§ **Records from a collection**
[Start of section]
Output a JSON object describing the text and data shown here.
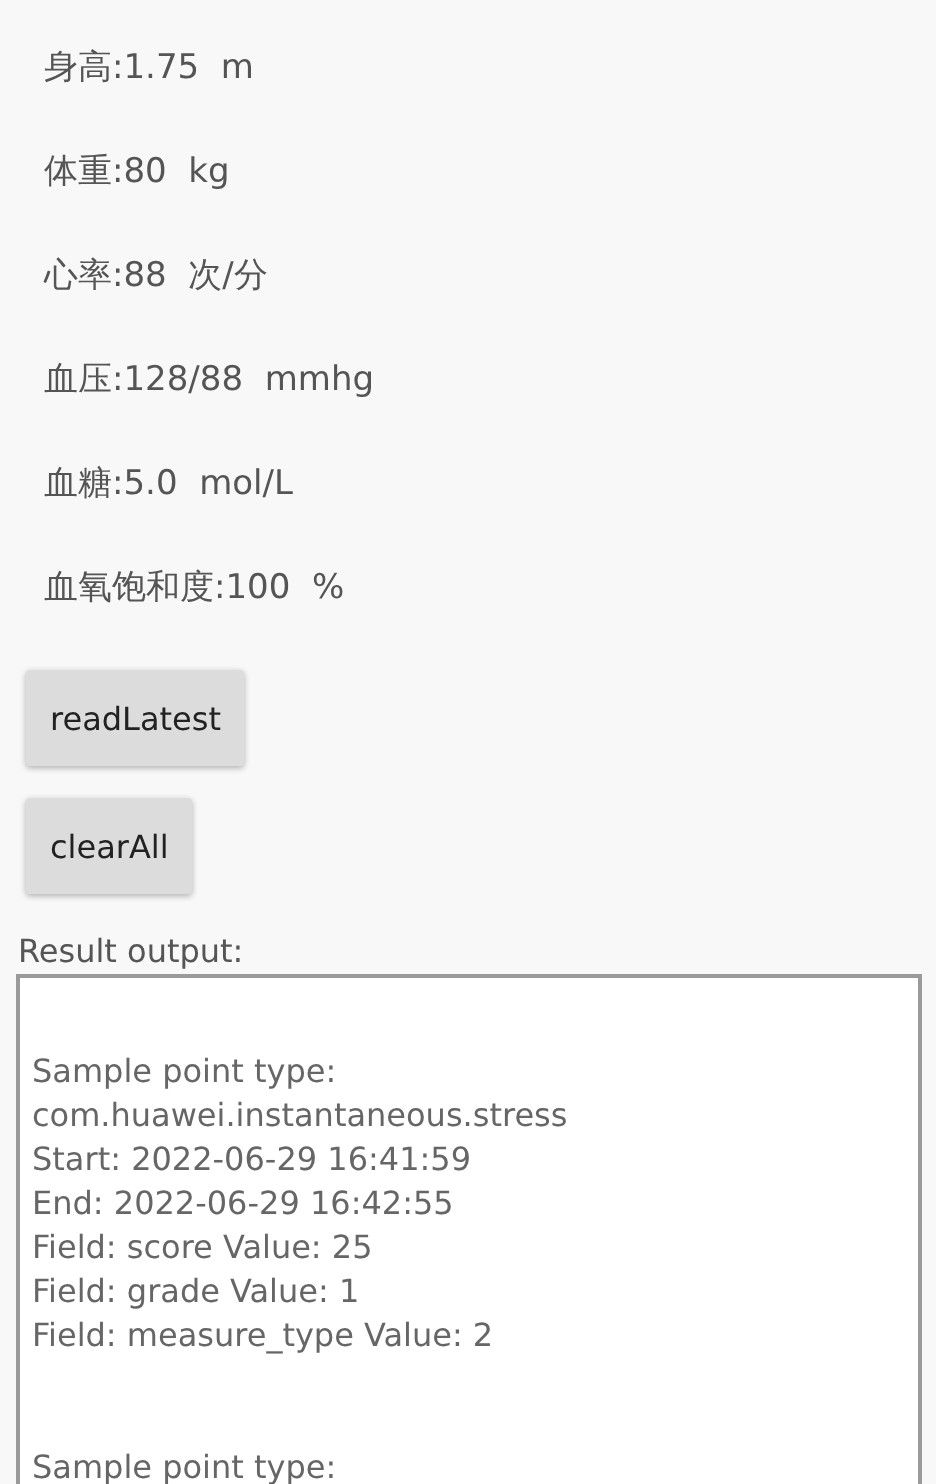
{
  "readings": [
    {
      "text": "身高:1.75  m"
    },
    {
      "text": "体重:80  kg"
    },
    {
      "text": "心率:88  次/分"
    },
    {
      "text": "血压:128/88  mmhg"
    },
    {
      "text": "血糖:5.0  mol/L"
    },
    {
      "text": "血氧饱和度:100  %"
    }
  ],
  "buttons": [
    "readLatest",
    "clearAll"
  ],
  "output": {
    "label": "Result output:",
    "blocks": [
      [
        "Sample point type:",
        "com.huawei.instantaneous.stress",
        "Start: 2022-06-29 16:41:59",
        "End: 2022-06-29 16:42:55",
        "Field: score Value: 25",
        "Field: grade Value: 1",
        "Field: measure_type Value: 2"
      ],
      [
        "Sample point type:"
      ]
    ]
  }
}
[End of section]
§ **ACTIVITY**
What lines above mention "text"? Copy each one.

§ **TASK OUTPUT**
Output a JSON object describing the text and data shown here.
      "text": "身高:1.75  m"
      "text": "体重:80  kg"
      "text": "心率:88  次/分"
      "text": "血压:128/88  mmhg"
      "text": "血糖:5.0  mol/L"
      "text": "血氧饱和度:100  %"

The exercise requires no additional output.